** Opening RECORDS TO PROCESS block **
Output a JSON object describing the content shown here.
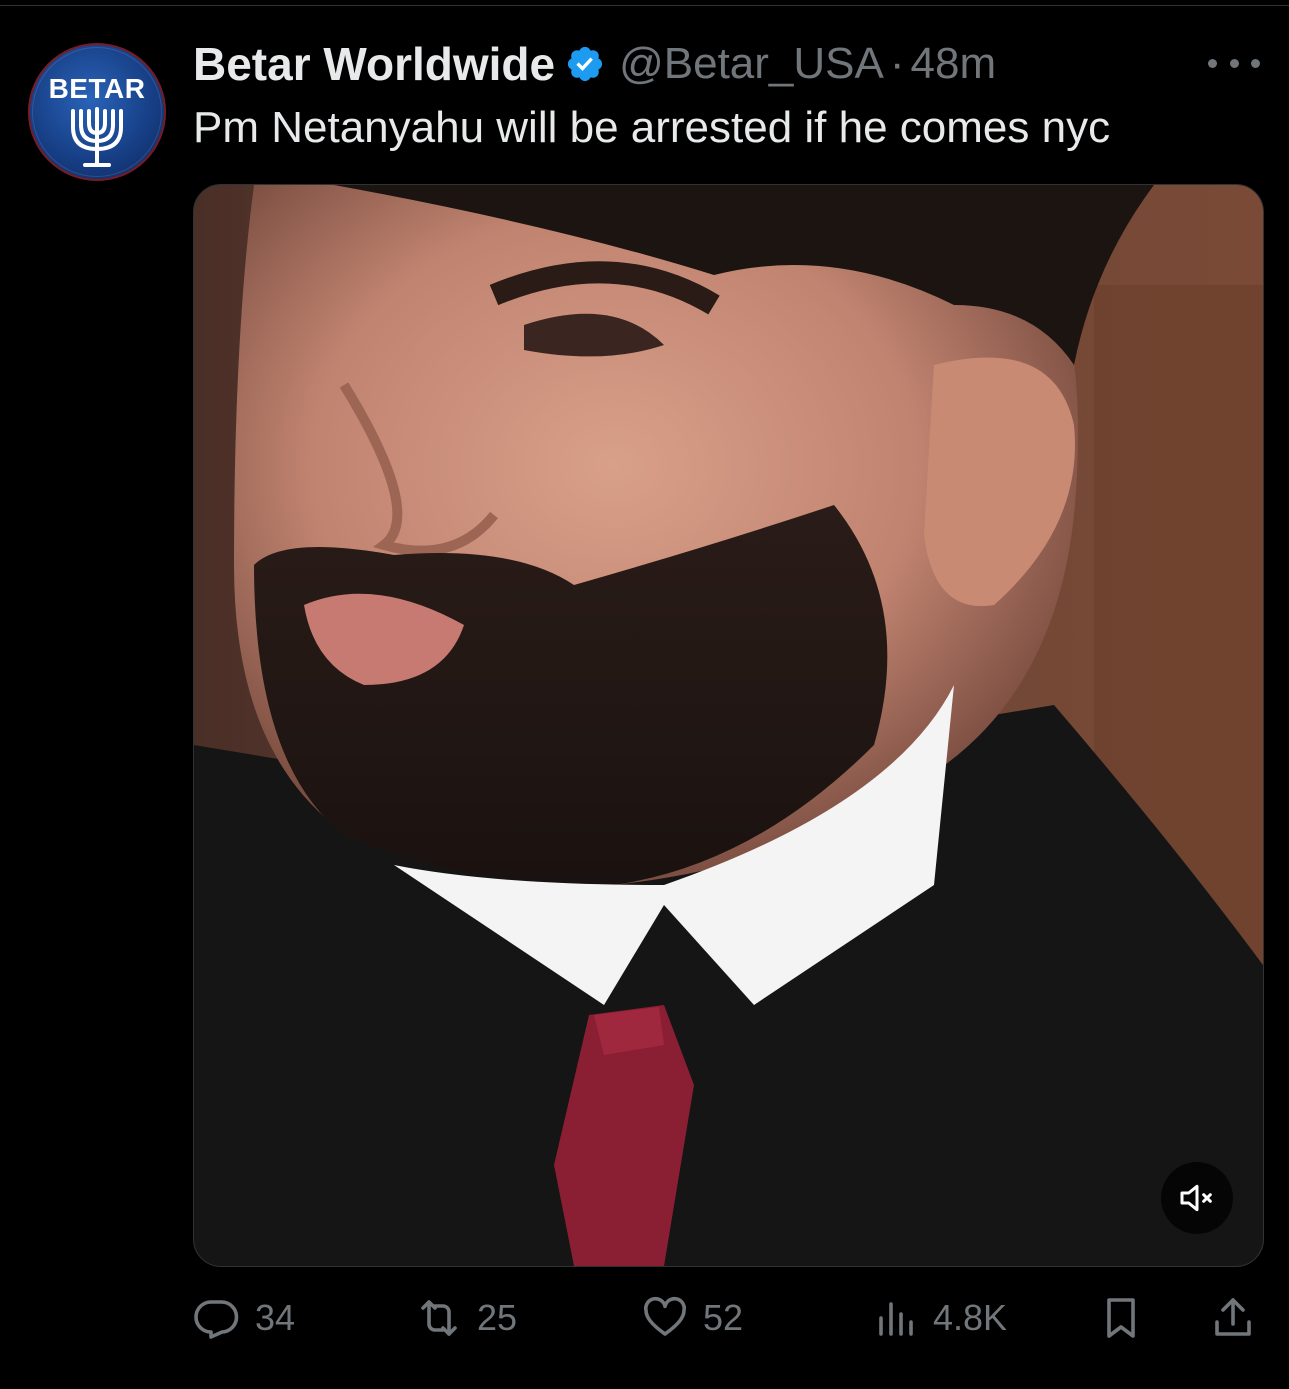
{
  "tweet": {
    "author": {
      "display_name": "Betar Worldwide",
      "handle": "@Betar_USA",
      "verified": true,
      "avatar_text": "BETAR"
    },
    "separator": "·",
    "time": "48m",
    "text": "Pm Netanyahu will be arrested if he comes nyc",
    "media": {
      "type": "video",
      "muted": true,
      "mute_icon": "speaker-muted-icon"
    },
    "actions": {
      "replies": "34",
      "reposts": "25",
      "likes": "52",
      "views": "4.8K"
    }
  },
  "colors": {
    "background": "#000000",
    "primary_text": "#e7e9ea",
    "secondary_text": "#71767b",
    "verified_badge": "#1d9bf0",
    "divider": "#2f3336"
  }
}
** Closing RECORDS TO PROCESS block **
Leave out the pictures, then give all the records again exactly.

Output a JSON object describing the content shown here.
{
  "tweet": {
    "author": {
      "display_name": "Betar Worldwide",
      "handle": "@Betar_USA",
      "verified": true,
      "avatar_text": "BETAR"
    },
    "separator": "·",
    "time": "48m",
    "text": "Pm Netanyahu will be arrested if he comes nyc",
    "media": {
      "type": "video",
      "muted": true,
      "mute_icon": "speaker-muted-icon"
    },
    "actions": {
      "replies": "34",
      "reposts": "25",
      "likes": "52",
      "views": "4.8K"
    }
  },
  "colors": {
    "background": "#000000",
    "primary_text": "#e7e9ea",
    "secondary_text": "#71767b",
    "verified_badge": "#1d9bf0",
    "divider": "#2f3336"
  }
}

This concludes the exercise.